### THE TASK
Whenever the word "data" appears in a line of the listing, copy that line.

### PROVIDED RECORDS
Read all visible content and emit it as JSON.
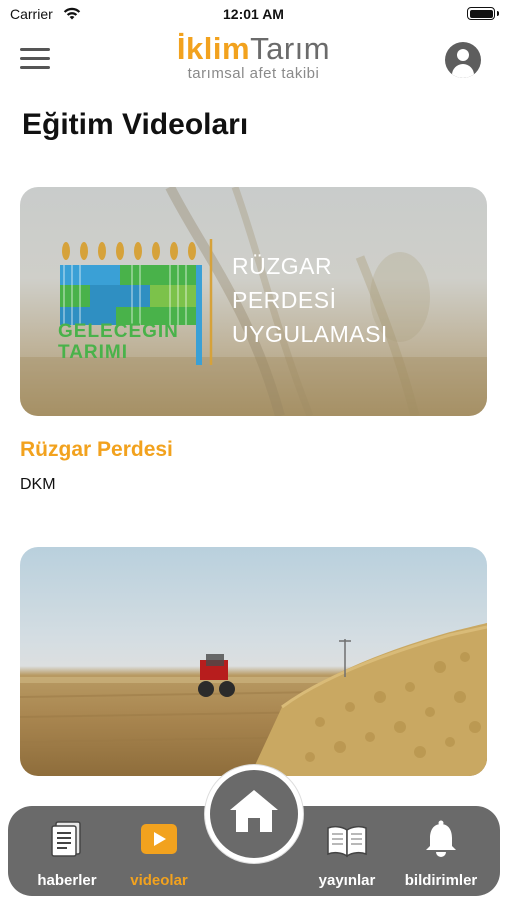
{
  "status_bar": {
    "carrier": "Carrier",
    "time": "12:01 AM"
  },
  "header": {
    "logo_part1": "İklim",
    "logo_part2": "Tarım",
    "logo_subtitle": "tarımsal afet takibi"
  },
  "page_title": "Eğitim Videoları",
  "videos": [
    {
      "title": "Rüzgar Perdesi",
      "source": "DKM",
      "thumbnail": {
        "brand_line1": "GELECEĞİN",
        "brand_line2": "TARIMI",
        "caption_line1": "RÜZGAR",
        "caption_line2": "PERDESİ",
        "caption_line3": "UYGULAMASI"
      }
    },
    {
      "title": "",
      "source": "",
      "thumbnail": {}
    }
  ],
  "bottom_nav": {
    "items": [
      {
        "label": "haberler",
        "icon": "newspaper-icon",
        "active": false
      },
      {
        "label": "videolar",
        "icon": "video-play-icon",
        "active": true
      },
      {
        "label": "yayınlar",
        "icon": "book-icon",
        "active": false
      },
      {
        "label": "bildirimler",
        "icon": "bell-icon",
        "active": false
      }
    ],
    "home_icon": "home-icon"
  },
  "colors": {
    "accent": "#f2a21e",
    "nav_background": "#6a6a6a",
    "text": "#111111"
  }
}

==

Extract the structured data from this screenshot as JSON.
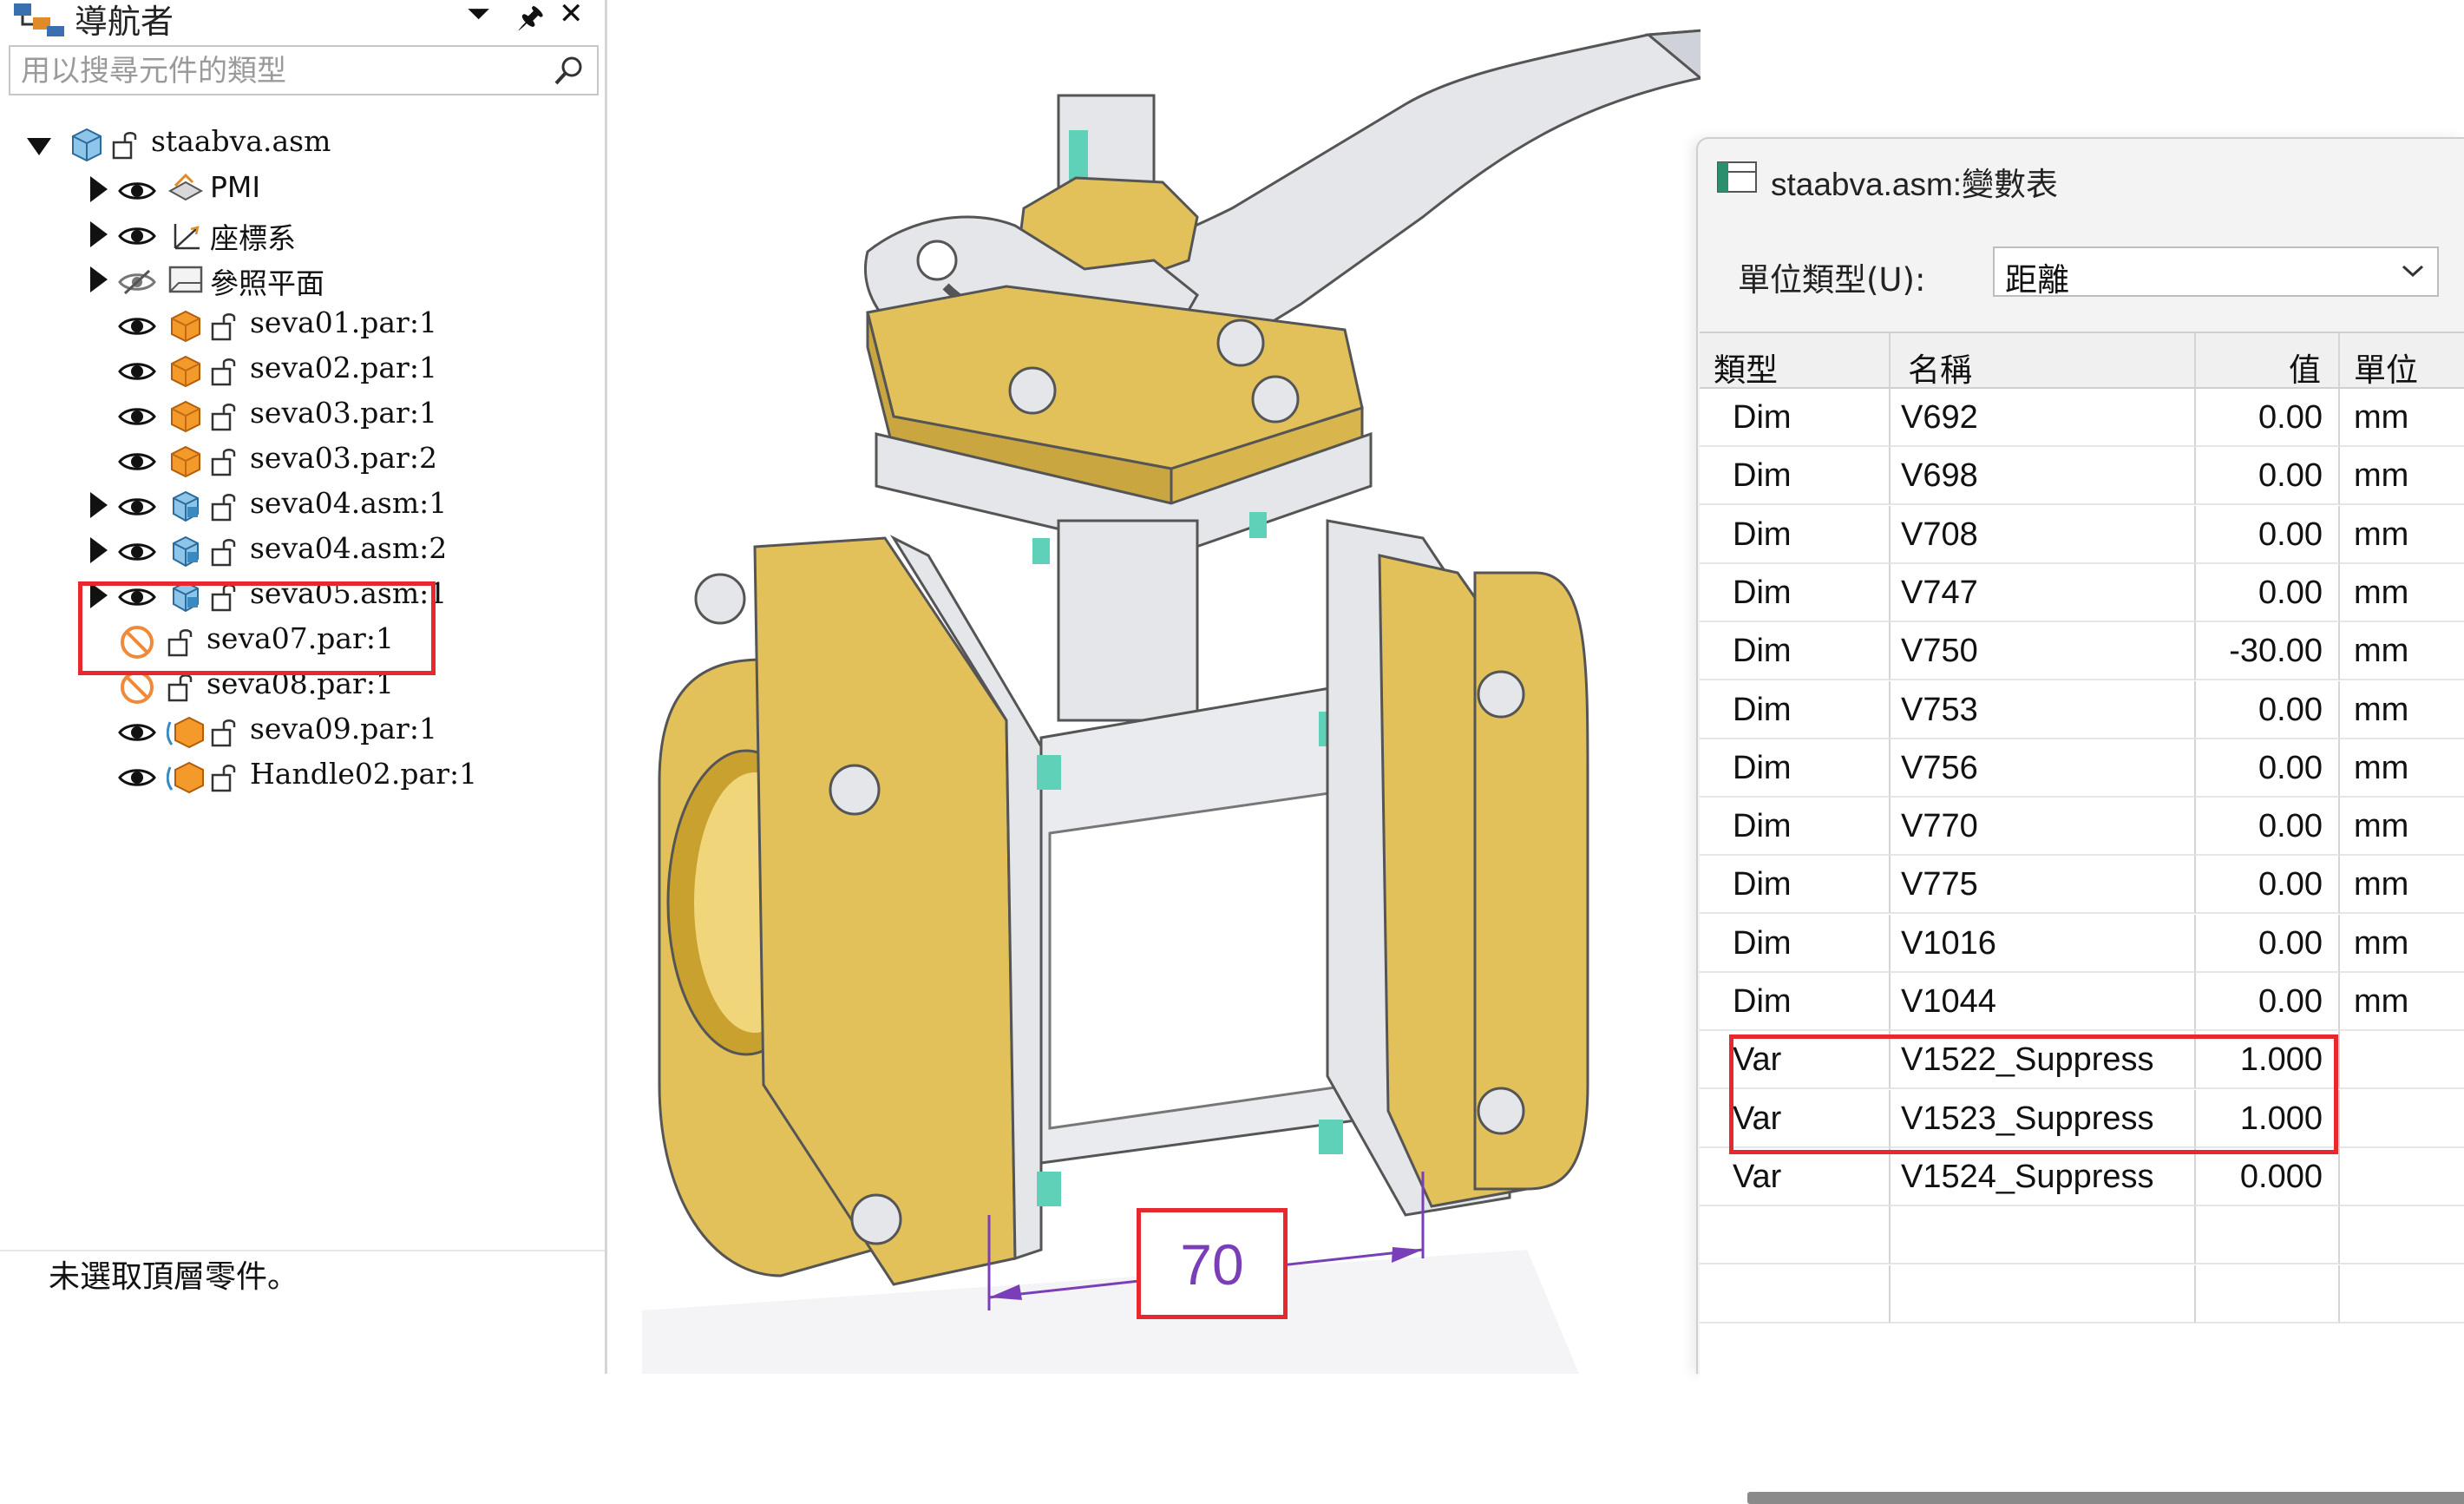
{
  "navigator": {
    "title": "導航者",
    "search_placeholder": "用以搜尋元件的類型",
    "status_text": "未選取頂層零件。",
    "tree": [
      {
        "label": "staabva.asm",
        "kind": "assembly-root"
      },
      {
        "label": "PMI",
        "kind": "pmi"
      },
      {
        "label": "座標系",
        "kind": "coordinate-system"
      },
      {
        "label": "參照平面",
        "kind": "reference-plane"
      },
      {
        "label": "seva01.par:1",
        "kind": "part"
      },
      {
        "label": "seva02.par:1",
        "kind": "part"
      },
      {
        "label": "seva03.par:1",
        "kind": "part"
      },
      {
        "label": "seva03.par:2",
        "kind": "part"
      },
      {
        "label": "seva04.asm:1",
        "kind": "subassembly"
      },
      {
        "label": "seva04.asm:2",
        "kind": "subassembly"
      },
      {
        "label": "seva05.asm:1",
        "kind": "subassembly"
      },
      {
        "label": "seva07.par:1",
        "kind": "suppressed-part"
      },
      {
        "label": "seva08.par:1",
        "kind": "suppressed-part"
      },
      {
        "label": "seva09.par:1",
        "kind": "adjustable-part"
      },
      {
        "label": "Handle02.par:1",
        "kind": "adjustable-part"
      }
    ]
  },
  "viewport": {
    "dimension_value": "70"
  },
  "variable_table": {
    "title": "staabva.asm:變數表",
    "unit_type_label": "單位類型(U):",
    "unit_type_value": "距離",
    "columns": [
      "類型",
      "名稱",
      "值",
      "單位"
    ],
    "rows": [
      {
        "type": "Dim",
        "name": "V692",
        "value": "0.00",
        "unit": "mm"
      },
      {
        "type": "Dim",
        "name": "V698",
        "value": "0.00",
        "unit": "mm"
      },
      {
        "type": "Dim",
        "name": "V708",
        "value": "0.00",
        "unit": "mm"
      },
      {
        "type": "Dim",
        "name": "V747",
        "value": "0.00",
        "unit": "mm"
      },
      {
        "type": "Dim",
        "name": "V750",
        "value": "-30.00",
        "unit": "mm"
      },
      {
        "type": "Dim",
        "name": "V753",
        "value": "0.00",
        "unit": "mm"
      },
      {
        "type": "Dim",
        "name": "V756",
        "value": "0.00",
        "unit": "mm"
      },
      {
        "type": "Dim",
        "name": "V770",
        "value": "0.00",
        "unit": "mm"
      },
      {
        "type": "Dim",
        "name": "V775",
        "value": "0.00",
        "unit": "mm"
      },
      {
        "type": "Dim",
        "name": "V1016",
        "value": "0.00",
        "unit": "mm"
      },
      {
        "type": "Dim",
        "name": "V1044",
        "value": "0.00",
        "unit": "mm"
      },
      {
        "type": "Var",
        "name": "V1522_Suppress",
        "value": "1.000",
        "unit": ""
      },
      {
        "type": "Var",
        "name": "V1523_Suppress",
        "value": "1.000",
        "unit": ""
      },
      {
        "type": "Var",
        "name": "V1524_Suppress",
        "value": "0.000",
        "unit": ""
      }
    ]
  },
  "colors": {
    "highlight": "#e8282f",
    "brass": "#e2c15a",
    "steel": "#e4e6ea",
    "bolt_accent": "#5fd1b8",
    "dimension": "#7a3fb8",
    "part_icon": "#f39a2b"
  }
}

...

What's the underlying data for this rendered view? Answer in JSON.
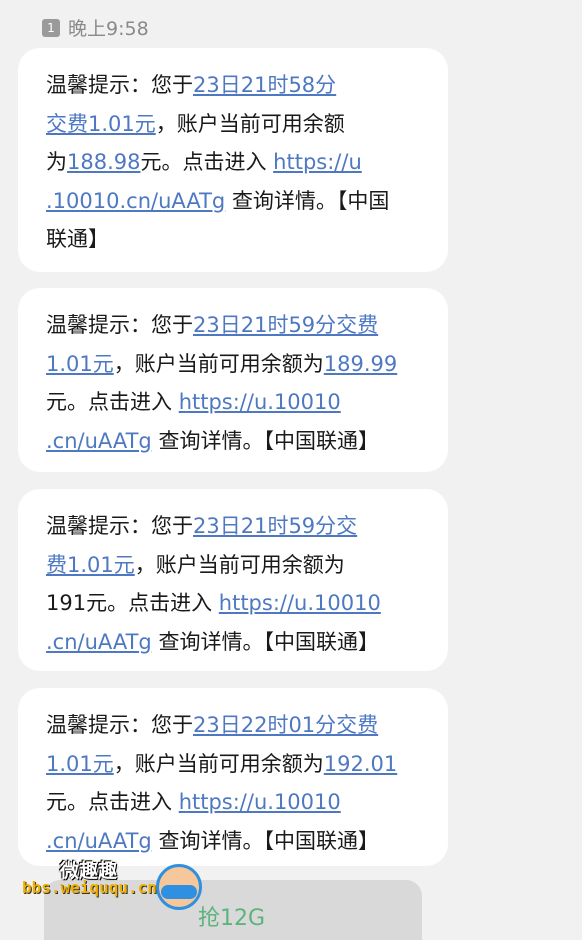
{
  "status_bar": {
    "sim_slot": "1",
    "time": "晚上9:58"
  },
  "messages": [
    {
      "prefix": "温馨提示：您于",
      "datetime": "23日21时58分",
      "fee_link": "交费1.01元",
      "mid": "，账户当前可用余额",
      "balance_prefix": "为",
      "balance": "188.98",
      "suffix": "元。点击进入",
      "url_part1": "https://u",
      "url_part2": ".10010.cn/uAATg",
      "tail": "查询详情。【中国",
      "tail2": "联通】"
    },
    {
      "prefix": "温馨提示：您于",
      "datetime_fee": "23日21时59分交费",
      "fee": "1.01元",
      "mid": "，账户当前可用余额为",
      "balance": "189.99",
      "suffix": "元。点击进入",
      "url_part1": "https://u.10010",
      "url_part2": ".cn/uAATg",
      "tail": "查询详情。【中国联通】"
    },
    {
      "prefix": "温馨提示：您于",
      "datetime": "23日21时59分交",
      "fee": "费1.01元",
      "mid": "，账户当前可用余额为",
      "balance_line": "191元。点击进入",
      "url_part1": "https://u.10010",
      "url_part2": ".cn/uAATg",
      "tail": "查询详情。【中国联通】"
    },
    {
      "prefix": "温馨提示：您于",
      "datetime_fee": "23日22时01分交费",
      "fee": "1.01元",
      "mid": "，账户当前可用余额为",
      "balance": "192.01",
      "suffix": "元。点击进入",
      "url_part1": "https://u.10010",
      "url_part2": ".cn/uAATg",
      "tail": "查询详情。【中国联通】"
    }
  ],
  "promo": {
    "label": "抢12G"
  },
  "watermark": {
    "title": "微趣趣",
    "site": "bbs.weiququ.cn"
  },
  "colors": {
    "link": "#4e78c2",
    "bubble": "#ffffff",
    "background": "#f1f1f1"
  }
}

### SOLUTION TO THIS EXERCISE
Extract the structured data from this screenshot as JSON.
What's the underlying data for this rendered view? Answer in JSON.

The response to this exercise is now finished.